Sally is the author of numerous books, some about homeschooling and some about mothering and child-rearing with spiritual vision.
My favourite of all was Educating the Wholehearted Child, which she co-authored with her husband, Clay, but that's a really hard decision to make because I also love Seasons of a Mother's Heart, Mission of Motherhood, and their devotional guide called Our 24 Family Ways.
She has a new book coming out in January called Own Your Own Way, and I can't wait to get my hands on it.
So, what does one do when one meets a hero? First, you meet them at the train station and make them walk a mile up a steep hill. It's in the bright sunshine on a crisp and glorious autumn day, so that's all right!

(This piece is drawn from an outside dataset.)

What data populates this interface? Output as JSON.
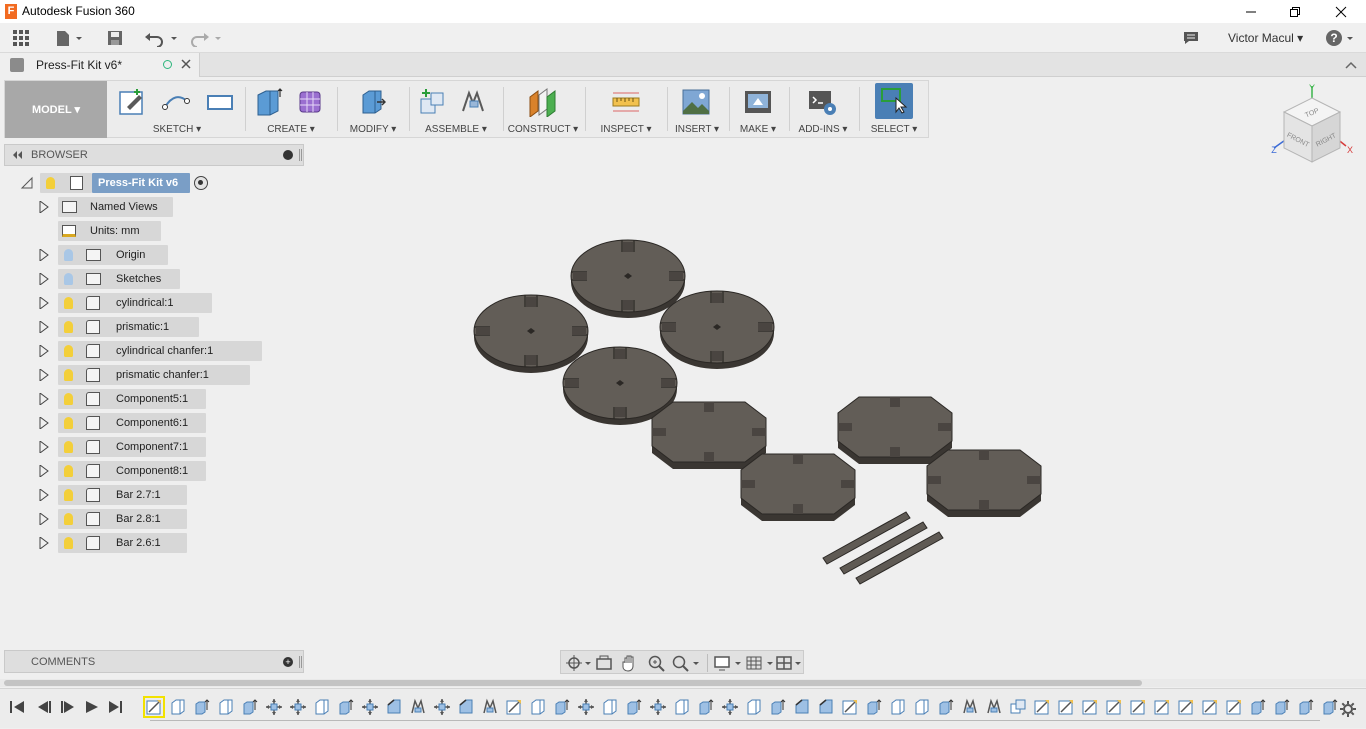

Then, you place in her hands a steaming mug of Yorkshire Gold tea, served in a Blenheim Palace mug. Next, you chat about her children's endeavors and admire how far they've come in nine years since you first met her at a conference, and you giggle as your children keep popping into the room with little gifts for her, mostly pieces of paper with hearts drawn in different sizes.
The big moment comes when we give her a present we found at a National Trust property two weeks ago: a CD of Tea-time songs (Sally writes a lot about having a quiet cuppa when things get a bit too much, or when she needs to re-connect with God).
Another family arrives and we have a slap-up meal, courtesy of Ocado's delivery service earlier in the day. Various savoury pies, cheese, crackers, olives, and my homemade hedgerow jam, homemade raspberry preserves, and homemade bread and butter pickles. (Since everything else is pre-prepared, I want to show that I can put SOME effort in the culinary arts).
The teenage girls then take their turns at telling funny stories, sharing their reading experiences, describing trips to places like Exmoor and Stratford, and then Sally inspires us all with stories of her own children's successes via the narrow way, and encourages us to keep growing in God, keeping our eyes on his vision for us, and making sure that academics are of high quality without being of too high a priority.
After all, my 14-year-old has already read the entire book of Paradise Lost, published 9 books on Kindle, and run successful micro-businesses. Soon, it will be time to cut her loose of the drudgery of high school style studies and let her spread her wings in the real world. When I say soon, I don't mean at 18 or 22, but, according to Sally, at 16, when it's time to take on projects that matter, meet people who are experts in their fields, and grasp her own destiny with both hands while her father and I provide the safe foundation from which to jump.
This is what Sally has done, and now sees her children studying at Oxford, breaking into the Hollywood film industry, and composing musical scores to be performed in the Vatican.
And do you know what she puts it all down to? Keeping a tight hold on God's vision for each child, and inspiring them in conversation over the dinner table.
All the more reason to turn off the tv at night, eh?
So, I look forward to reading Sally's latest book in the new year, but more than that, I can't wait to pull up to the "school table" in the morning and inspire, empower, and enkindle my children to become their very best.
|Me, with the person I want to be when I grow up!|